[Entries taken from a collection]
Content starts
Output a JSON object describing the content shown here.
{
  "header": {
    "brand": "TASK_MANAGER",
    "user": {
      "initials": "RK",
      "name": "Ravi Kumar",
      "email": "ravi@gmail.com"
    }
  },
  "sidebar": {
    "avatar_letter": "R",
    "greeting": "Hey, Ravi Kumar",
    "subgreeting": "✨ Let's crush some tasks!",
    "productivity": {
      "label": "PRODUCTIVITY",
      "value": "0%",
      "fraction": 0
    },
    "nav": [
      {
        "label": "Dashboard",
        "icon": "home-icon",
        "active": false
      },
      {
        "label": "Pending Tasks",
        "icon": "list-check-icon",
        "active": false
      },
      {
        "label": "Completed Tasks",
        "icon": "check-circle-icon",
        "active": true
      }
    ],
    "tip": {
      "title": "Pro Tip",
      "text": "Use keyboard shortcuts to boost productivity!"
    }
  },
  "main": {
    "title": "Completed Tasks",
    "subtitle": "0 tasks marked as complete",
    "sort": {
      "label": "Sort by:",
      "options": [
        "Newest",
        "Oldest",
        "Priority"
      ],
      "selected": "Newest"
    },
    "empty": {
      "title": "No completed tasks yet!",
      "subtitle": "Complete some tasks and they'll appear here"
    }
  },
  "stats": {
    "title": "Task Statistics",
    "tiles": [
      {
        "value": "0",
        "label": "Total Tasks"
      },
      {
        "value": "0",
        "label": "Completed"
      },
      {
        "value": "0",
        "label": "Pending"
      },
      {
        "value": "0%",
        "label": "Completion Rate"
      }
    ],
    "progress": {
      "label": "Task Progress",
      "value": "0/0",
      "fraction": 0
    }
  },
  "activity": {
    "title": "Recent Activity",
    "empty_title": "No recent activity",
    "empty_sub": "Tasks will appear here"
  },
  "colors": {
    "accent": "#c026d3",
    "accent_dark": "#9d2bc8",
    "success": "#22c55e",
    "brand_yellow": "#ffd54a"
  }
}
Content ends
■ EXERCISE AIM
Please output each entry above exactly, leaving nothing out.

■ REPLY TO THE TASK
Output a JSON object describing the content shown here.
{
  "header": {
    "brand": "TASK_MANAGER",
    "user": {
      "initials": "RK",
      "name": "Ravi Kumar",
      "email": "ravi@gmail.com"
    }
  },
  "sidebar": {
    "avatar_letter": "R",
    "greeting": "Hey, Ravi Kumar",
    "subgreeting": "✨ Let's crush some tasks!",
    "productivity": {
      "label": "PRODUCTIVITY",
      "value": "0%",
      "fraction": 0
    },
    "nav": [
      {
        "label": "Dashboard",
        "icon": "home-icon",
        "active": false
      },
      {
        "label": "Pending Tasks",
        "icon": "list-check-icon",
        "active": false
      },
      {
        "label": "Completed Tasks",
        "icon": "check-circle-icon",
        "active": true
      }
    ],
    "tip": {
      "title": "Pro Tip",
      "text": "Use keyboard shortcuts to boost productivity!"
    }
  },
  "main": {
    "title": "Completed Tasks",
    "subtitle": "0 tasks marked as complete",
    "sort": {
      "label": "Sort by:",
      "options": [
        "Newest",
        "Oldest",
        "Priority"
      ],
      "selected": "Newest"
    },
    "empty": {
      "title": "No completed tasks yet!",
      "subtitle": "Complete some tasks and they'll appear here"
    }
  },
  "stats": {
    "title": "Task Statistics",
    "tiles": [
      {
        "value": "0",
        "label": "Total Tasks"
      },
      {
        "value": "0",
        "label": "Completed"
      },
      {
        "value": "0",
        "label": "Pending"
      },
      {
        "value": "0%",
        "label": "Completion Rate"
      }
    ],
    "progress": {
      "label": "Task Progress",
      "value": "0/0",
      "fraction": 0
    }
  },
  "activity": {
    "title": "Recent Activity",
    "empty_title": "No recent activity",
    "empty_sub": "Tasks will appear here"
  },
  "colors": {
    "accent": "#c026d3",
    "accent_dark": "#9d2bc8",
    "success": "#22c55e",
    "brand_yellow": "#ffd54a"
  }
}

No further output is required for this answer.